An avid fisherman, Dick was enormously proud of having fished in every Golden North Salmon Derby since that event began in 1947. When he and Rudy Pusich were the only two still alive to share that distinction, they loved to ask each other about their health. After Rudy died, Dick fished until last year when he chose not to compete.
His wives' names were amazingly similar; Margaret Gene Hawkins, the mother of four sons, was "Peggy". Second wife Margaret Mary Whyte, a nurse from Ireland, was "Peggie". Both preceded in death, as did son Chris. Son Ricky, retired from Foodland, now lives in Albany, OR. Jeff, a retired finish carpenter, lives in Juneau and for long has driven Dick every noon to lunch at the Valley Restaurant. Greg and his wife Jan tended to Dick's needs for four wonderful years prior to him entering the Pioneers' Home which he called "God's Waiting Room". Greg lives both in Hoonah and in the modern house Dick built on Highland Drive when he had to bulldoze part of that street up Mt. Juneau's flank.
Dick is survived by six grandchildren and nine great-grandchildren. He asked to be cremated "in the nude so nothing mixes with my ashes", which will be buried next to Peggie in Evergreen Cemetery. The sons give great thanks to the Pioneers' Home staff for excellent loving care of both Peggie and then Dick. Special thanks to Hayden Garrison for tending to the families personal affairs. In lieu of flowers, the family suggests donations be made to the Salmon Derby by mailing to Territorial Sportsmen; PO Box 32712; Juneau, AK 99803, marked for the Dick Garrison memorial.

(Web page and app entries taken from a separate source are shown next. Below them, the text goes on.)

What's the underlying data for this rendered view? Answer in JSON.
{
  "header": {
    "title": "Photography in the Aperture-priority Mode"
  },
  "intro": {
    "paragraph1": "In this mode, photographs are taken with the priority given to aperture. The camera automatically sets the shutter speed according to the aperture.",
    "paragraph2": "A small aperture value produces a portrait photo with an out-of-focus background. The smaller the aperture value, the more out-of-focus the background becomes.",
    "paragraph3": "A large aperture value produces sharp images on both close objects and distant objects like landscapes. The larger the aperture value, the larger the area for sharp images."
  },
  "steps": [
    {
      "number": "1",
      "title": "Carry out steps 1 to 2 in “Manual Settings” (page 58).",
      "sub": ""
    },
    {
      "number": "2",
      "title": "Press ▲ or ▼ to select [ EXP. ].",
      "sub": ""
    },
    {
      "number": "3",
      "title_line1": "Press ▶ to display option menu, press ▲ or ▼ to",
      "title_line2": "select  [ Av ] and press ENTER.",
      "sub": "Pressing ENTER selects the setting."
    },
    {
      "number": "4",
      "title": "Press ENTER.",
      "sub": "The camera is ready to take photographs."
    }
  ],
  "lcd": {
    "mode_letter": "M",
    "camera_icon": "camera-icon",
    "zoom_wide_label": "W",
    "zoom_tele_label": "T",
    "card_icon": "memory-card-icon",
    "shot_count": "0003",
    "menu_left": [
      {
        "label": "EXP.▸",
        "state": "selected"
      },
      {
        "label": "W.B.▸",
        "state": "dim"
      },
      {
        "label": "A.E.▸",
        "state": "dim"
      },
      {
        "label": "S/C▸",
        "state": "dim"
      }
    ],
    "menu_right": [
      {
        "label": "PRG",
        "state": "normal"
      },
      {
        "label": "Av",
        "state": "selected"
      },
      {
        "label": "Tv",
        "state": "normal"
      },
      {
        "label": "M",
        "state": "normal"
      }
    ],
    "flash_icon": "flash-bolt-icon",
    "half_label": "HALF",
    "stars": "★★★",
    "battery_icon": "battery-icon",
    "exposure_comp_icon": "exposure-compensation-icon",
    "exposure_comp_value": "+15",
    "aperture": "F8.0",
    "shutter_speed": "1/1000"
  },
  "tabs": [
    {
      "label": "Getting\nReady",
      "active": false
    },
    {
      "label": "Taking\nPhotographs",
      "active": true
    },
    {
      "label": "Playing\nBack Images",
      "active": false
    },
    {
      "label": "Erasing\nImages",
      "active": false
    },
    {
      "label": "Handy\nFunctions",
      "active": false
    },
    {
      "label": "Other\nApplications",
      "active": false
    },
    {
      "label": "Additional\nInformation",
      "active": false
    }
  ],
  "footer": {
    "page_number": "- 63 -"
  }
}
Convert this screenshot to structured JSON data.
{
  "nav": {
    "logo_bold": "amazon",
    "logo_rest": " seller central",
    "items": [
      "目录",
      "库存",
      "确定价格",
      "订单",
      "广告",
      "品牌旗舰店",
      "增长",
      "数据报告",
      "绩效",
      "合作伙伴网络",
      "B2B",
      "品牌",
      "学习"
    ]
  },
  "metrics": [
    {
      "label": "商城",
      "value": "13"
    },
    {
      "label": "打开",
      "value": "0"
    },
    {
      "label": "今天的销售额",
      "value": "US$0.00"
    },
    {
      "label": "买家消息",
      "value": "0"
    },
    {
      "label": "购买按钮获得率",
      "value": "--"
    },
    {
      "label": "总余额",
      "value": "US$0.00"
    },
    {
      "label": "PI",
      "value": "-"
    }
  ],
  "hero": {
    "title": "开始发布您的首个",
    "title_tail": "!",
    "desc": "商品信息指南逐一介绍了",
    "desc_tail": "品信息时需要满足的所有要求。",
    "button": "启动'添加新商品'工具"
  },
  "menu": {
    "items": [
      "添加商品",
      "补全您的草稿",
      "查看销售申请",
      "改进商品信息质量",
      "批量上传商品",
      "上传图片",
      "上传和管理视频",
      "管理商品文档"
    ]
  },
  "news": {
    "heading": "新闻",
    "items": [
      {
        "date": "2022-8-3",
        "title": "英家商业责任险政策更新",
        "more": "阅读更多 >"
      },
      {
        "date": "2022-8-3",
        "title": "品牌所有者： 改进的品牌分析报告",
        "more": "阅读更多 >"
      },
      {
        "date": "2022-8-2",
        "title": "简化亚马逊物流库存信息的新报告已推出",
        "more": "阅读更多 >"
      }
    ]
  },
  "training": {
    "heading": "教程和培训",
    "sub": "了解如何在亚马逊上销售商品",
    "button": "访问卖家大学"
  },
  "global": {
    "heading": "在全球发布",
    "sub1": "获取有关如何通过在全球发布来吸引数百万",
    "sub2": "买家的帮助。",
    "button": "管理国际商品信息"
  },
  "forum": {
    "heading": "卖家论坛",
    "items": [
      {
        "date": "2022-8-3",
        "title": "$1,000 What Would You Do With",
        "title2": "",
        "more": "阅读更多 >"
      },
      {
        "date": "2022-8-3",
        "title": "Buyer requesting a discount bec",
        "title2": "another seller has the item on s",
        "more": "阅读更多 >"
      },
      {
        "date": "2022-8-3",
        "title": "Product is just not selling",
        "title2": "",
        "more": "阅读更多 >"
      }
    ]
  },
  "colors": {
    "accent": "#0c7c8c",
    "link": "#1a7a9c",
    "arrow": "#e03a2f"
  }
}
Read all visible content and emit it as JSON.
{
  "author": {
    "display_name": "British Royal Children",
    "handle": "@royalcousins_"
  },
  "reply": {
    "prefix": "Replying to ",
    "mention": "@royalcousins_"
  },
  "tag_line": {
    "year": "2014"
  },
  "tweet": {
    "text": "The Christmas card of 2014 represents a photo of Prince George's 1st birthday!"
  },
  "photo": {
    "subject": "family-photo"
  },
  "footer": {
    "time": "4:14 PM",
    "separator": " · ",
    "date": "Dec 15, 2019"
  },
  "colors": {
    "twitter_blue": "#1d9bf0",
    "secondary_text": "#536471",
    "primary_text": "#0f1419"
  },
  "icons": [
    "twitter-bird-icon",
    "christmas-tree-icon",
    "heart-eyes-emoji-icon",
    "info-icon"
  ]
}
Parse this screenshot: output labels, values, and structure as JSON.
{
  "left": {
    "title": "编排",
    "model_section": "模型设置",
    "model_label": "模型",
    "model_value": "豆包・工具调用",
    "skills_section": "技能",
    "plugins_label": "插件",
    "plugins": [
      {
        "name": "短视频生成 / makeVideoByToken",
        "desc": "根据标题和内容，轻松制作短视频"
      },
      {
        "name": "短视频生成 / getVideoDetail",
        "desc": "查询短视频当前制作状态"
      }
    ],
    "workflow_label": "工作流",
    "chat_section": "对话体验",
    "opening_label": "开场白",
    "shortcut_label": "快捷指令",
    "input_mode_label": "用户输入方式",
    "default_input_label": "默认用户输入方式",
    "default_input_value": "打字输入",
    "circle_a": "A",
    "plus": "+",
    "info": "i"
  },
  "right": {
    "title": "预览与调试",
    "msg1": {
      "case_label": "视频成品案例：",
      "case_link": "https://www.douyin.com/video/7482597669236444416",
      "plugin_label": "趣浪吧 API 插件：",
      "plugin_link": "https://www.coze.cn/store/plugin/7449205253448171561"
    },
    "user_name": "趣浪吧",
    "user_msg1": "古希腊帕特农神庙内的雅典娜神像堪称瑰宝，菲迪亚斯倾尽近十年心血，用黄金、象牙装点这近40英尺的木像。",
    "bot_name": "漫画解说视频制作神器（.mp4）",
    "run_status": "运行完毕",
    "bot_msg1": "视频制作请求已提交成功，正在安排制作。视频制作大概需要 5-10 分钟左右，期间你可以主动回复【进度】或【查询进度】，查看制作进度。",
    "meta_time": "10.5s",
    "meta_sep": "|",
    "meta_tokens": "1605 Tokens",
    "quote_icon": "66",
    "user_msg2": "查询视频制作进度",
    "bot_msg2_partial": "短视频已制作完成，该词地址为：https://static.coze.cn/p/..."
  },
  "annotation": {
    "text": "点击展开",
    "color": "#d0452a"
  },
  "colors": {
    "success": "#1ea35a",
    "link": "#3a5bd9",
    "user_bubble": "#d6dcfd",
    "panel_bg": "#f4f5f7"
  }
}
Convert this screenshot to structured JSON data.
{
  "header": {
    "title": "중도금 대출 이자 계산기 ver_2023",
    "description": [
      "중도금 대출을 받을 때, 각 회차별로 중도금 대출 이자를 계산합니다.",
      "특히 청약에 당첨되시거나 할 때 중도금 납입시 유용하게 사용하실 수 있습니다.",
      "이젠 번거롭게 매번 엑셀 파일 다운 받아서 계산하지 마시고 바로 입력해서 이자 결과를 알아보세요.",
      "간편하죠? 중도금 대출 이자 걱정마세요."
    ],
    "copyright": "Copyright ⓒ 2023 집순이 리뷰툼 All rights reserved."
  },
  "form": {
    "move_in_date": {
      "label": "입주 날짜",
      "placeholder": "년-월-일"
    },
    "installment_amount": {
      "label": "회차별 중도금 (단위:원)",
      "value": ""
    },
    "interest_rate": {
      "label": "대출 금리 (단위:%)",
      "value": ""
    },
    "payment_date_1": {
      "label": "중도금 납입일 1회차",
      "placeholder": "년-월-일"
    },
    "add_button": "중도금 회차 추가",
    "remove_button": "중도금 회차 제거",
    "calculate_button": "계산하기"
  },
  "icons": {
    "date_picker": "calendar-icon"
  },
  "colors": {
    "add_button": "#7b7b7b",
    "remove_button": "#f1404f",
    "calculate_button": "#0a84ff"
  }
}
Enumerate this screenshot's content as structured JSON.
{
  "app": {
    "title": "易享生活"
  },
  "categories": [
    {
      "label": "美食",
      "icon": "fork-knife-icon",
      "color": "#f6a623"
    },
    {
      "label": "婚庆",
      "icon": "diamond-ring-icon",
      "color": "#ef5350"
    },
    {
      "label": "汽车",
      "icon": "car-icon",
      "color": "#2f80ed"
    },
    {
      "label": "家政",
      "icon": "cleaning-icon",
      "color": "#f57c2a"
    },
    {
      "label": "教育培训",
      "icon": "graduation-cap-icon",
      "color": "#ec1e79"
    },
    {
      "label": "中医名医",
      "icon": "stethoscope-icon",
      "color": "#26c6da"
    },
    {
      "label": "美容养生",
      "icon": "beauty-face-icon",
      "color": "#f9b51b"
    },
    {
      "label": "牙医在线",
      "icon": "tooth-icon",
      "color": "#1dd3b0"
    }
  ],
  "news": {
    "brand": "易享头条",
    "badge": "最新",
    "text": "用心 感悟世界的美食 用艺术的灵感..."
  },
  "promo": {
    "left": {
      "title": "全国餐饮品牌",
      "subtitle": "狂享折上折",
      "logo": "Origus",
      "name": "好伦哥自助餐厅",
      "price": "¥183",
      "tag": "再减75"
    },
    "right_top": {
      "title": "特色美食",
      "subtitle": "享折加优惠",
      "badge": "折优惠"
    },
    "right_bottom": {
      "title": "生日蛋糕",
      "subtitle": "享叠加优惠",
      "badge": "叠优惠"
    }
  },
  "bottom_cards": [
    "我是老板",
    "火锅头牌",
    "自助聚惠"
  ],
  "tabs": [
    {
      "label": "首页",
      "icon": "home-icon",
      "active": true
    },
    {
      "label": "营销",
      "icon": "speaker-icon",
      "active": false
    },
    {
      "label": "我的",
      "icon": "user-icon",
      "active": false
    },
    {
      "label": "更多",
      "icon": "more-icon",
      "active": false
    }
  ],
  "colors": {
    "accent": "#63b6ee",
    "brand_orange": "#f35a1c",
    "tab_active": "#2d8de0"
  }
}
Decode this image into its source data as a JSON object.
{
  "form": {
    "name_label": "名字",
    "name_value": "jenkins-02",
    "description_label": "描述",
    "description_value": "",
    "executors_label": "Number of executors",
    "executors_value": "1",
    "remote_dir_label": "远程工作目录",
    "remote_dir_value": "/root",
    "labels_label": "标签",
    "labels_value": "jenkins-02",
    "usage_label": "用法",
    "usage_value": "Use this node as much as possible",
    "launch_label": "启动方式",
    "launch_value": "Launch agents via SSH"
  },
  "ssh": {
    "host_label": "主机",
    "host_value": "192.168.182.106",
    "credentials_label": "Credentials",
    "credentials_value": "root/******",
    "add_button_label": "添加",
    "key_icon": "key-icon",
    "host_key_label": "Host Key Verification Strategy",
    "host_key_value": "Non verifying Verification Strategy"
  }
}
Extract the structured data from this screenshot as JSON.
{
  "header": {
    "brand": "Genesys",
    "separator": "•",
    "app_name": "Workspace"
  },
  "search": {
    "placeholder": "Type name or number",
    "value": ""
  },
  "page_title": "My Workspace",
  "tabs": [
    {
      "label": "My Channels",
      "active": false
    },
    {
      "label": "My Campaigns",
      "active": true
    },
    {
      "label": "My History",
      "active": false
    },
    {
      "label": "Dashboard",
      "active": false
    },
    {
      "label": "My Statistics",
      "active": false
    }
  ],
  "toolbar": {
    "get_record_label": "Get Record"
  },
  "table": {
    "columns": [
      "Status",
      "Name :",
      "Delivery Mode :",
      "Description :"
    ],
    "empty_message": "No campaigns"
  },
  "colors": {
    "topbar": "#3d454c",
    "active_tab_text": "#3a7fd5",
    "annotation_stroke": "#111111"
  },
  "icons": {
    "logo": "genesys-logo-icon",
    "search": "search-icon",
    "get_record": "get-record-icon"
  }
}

Because Dick asked for no funeral service, the family will host a "Remembrance Happy Hour" at the Juneau Yacht Club on Sunday, July 31, 4 to 7 PM.
Published in The Juneau Empire from July 19 to Aug. 18, 2016